Is your teen stressing over college admittance? Are you? Cowritten by a former top college admissions dean and a leading pediatrician, this first-of-its-kind book delivers strategies for surviving the admissions process while strengthening parent-child relationships, managing the stress of applying to college, and building resilience to meet challenges today and in the future.
Less Stress, More Success is just what parents and teens need to thrive during this important rite of passage into adulthood.
- How to encourage true high achievement, rather than perfectionism
- Important dos and don’ts about the admissions process and how you can most effectively help your child
- Why and when some forms of “helping” undermine your teenager’s self-confidence and chances of admission
- How to turn deadlines into opportunities to learn time-management and organization skills
- How you can encourage positive strategies for handling stress and building resilience
- How to evaluate campus culture to find the right fit for you
- Ways to manage your parents and your friends
- Tips for the college interview
- Letting your true, authentic self come through in your admissions essay
- How your body handles stress…and what you can do to feel better and stay healthy
Includes a Personalized Stress Management Plan for teens!

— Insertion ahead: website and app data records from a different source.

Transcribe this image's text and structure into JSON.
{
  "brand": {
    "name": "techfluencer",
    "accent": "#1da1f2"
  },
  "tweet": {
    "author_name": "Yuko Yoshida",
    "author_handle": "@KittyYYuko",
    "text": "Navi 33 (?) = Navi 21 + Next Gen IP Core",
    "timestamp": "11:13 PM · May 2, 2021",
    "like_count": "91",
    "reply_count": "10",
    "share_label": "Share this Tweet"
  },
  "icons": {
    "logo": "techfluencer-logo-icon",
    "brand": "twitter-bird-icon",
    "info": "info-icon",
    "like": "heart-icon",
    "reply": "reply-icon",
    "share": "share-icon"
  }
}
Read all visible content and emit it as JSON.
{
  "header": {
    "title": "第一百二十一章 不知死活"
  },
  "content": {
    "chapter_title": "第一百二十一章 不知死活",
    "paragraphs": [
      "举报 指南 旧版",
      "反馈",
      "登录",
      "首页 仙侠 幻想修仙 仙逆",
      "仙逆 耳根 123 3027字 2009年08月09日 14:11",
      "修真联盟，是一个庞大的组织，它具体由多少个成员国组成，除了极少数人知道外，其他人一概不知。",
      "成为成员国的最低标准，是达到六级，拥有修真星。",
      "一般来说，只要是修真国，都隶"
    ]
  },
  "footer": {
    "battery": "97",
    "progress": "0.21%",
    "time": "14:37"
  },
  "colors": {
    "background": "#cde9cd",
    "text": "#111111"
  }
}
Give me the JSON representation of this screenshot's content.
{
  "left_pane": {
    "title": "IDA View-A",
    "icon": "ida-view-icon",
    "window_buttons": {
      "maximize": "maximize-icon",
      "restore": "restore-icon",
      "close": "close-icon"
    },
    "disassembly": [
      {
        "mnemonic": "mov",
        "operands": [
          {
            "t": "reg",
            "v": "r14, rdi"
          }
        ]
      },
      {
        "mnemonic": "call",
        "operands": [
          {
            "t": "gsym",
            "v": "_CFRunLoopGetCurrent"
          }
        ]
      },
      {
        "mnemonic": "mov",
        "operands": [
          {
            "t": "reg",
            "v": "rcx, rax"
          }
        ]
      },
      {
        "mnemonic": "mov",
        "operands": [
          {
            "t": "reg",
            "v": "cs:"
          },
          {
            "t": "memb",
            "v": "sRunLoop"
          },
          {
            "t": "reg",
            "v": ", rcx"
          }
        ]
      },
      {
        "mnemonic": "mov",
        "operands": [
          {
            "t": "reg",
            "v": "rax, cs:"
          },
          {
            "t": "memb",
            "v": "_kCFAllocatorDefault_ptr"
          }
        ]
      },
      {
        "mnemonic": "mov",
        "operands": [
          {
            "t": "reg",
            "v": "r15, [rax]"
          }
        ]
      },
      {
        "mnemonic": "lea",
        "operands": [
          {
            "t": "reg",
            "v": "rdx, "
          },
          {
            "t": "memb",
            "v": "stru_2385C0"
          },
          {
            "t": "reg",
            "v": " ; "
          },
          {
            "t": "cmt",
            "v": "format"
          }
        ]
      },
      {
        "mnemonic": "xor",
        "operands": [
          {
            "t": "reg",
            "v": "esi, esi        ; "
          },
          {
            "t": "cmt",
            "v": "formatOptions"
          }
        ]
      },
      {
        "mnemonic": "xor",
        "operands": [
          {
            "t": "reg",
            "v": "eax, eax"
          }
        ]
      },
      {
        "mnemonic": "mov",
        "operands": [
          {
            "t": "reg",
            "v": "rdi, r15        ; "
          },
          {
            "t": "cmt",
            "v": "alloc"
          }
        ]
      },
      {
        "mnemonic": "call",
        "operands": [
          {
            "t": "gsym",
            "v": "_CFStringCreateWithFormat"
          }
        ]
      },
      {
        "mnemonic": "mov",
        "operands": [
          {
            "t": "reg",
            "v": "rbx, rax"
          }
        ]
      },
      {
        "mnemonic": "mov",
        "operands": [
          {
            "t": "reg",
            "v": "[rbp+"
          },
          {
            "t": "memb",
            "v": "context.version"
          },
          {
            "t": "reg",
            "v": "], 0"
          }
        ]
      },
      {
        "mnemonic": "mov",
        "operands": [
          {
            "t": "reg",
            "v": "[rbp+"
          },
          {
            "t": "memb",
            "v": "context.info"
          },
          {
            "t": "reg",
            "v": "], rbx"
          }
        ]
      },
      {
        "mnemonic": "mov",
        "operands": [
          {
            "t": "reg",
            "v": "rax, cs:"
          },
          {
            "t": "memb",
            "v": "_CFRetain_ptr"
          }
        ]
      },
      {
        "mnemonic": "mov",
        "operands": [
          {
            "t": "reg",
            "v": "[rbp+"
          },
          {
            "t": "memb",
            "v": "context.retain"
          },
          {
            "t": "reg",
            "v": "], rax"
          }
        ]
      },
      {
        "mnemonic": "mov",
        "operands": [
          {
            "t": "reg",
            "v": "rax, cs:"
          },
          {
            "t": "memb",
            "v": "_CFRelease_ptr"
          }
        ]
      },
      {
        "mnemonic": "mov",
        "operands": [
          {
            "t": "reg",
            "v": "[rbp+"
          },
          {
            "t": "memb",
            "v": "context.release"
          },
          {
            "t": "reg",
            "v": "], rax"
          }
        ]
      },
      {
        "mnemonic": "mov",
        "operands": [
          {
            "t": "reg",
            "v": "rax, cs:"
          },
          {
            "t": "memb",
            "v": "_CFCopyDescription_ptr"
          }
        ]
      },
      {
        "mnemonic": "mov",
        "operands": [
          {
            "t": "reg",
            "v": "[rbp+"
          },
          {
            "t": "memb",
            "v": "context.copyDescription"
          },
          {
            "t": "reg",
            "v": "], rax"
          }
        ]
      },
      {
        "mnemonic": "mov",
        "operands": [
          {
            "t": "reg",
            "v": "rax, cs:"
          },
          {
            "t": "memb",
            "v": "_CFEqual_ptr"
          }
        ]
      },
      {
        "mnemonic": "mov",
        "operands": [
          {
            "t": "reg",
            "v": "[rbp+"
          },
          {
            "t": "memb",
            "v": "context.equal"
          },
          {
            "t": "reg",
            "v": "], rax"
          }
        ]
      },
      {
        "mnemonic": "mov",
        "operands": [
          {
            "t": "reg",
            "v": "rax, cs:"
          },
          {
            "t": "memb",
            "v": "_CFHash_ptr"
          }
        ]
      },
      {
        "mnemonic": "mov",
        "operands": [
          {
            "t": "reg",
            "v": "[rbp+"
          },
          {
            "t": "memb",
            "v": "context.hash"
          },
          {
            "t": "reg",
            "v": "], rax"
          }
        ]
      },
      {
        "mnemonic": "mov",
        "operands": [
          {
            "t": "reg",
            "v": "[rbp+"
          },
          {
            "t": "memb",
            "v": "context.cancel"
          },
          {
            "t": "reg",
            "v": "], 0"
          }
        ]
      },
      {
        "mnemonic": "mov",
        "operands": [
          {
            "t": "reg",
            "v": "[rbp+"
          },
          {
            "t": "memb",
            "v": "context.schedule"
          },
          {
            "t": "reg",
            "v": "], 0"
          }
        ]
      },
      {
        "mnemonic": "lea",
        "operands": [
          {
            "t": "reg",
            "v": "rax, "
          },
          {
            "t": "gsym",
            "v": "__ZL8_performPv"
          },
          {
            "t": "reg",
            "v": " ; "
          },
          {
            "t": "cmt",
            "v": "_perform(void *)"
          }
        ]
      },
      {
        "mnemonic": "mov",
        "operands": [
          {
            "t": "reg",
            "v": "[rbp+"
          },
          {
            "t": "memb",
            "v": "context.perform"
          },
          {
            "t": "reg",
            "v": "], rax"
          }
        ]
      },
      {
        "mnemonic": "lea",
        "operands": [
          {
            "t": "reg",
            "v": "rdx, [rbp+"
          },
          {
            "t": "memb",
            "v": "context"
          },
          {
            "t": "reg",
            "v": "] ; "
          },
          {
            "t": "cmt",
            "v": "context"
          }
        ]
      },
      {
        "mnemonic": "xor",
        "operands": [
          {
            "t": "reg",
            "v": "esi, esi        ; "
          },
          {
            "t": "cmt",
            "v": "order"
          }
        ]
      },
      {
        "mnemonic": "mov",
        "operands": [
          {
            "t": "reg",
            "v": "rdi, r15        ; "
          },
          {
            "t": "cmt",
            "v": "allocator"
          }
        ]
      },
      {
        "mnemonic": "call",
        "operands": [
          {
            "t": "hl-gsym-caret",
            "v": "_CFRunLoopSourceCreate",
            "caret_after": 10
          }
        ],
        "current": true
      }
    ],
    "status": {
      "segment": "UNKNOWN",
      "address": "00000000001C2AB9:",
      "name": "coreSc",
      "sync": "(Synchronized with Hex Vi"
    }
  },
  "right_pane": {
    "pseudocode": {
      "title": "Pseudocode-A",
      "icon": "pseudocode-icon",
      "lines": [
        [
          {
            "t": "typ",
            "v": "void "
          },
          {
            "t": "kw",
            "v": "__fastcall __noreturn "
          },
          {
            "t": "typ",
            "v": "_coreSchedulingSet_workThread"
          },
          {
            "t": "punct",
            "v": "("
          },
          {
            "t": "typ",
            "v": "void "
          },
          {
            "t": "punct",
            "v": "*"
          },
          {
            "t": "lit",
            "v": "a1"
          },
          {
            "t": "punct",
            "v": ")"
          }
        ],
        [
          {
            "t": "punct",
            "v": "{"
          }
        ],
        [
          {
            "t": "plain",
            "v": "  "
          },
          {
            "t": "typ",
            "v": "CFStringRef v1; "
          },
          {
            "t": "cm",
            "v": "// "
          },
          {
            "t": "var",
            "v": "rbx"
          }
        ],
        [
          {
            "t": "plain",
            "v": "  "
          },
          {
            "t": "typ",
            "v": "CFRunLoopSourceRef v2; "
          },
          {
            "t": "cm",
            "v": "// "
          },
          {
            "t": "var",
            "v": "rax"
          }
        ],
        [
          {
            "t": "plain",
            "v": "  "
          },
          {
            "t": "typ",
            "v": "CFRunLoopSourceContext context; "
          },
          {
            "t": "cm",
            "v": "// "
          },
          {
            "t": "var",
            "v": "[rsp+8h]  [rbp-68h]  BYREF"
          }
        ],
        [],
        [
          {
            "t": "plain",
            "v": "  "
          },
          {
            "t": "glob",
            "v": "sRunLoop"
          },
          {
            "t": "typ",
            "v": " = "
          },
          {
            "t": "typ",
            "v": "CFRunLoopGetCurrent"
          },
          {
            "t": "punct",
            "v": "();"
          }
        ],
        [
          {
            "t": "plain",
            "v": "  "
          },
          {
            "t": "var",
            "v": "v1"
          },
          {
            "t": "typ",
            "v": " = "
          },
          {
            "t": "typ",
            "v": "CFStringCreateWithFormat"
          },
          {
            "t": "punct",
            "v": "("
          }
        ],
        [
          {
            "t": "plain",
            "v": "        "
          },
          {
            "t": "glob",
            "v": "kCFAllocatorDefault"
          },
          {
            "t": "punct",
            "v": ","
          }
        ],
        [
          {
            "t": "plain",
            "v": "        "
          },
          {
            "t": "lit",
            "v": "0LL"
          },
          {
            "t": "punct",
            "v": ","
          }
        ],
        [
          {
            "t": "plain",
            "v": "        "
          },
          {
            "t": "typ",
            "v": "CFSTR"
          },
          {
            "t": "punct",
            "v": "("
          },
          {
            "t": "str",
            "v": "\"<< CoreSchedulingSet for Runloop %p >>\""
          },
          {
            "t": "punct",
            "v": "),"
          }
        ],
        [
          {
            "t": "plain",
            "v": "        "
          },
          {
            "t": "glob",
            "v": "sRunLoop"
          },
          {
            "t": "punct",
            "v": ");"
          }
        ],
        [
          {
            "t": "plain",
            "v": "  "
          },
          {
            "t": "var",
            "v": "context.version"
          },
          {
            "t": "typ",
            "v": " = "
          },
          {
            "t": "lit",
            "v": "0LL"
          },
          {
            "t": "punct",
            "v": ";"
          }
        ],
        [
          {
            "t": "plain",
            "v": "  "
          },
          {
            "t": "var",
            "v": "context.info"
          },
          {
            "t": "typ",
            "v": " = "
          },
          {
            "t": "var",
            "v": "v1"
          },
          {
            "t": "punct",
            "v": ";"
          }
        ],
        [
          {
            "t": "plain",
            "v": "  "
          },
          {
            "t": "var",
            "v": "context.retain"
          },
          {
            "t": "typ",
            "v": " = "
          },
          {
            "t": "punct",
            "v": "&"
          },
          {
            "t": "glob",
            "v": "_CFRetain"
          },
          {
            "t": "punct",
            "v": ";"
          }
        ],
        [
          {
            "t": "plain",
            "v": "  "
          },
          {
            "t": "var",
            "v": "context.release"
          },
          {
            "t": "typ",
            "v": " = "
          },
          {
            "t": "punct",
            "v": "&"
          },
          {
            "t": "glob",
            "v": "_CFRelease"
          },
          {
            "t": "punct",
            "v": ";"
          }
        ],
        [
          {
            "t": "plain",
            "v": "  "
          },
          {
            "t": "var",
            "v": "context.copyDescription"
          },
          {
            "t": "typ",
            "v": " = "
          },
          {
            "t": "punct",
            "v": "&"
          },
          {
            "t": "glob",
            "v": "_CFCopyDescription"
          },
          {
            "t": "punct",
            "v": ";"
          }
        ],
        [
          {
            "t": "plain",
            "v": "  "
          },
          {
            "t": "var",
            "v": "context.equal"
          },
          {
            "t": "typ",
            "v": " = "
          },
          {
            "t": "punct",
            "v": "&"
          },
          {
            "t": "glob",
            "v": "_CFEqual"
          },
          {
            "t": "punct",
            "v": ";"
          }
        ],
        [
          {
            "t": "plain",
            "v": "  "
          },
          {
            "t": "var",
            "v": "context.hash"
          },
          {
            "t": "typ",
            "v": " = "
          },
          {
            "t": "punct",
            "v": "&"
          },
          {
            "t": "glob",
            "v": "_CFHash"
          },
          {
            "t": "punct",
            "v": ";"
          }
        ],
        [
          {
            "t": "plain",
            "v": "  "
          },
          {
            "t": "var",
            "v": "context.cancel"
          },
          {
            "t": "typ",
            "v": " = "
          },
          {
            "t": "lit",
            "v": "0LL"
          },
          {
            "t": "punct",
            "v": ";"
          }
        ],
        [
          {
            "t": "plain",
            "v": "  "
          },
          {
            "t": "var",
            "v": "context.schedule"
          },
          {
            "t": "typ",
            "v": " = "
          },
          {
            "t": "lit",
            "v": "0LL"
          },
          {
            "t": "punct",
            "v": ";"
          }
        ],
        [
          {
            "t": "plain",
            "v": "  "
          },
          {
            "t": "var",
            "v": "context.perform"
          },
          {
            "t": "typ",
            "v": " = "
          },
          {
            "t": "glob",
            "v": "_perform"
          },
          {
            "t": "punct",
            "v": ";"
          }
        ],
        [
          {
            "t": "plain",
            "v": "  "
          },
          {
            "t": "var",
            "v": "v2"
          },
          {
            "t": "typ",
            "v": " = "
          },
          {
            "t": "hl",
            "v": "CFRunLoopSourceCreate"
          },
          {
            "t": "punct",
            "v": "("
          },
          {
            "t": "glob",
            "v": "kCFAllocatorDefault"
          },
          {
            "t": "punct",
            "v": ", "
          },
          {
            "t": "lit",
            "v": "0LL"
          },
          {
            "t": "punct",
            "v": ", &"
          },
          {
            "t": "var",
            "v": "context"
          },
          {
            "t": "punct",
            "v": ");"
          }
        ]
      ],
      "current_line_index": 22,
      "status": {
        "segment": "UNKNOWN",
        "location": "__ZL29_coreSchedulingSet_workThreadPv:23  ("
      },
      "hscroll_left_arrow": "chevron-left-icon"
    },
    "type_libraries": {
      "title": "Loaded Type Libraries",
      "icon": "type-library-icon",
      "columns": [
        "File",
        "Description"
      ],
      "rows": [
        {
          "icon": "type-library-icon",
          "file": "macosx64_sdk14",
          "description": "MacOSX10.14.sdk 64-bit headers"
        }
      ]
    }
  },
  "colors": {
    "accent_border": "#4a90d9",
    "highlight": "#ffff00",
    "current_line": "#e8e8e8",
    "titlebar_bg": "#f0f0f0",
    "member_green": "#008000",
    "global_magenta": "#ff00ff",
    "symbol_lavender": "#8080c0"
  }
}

"This is not your usual college admissions book. Rather, it is a parenting book that deals with a highly stressful period in many families' lives: the college admissions process. Jones (dean of admissions, MIT) considers why this process is so stressful and presents practical tips for parents to guide their teens toward the right college for them, while Ginsburg (pediatrics, Univ. of Pennsylvania Sch. of Medicine) speaks to stress management, e.g., the value of free time, building confidence, and avoiding negativity. Most of Ginsburg's strategies are valuable for parents in general, not just parents of collegebound teens. Both authors encourage parents to allow their teens to do the admissions work themselves, emphasizing that this is their initiation into adulthood. Finally, in the last two sections, the authors condense the information from the book and orient it toward teens. Somewhat repetitive, the book is perfect for reading a chapter here and there as needed. Parents of college-bound youth will no doubt find it a valuable resource even before their teens start looking at colleges. Suitable for public libraries." -- Mindy Rhiger, St. Paul Copyright 2006 Reed Business Information.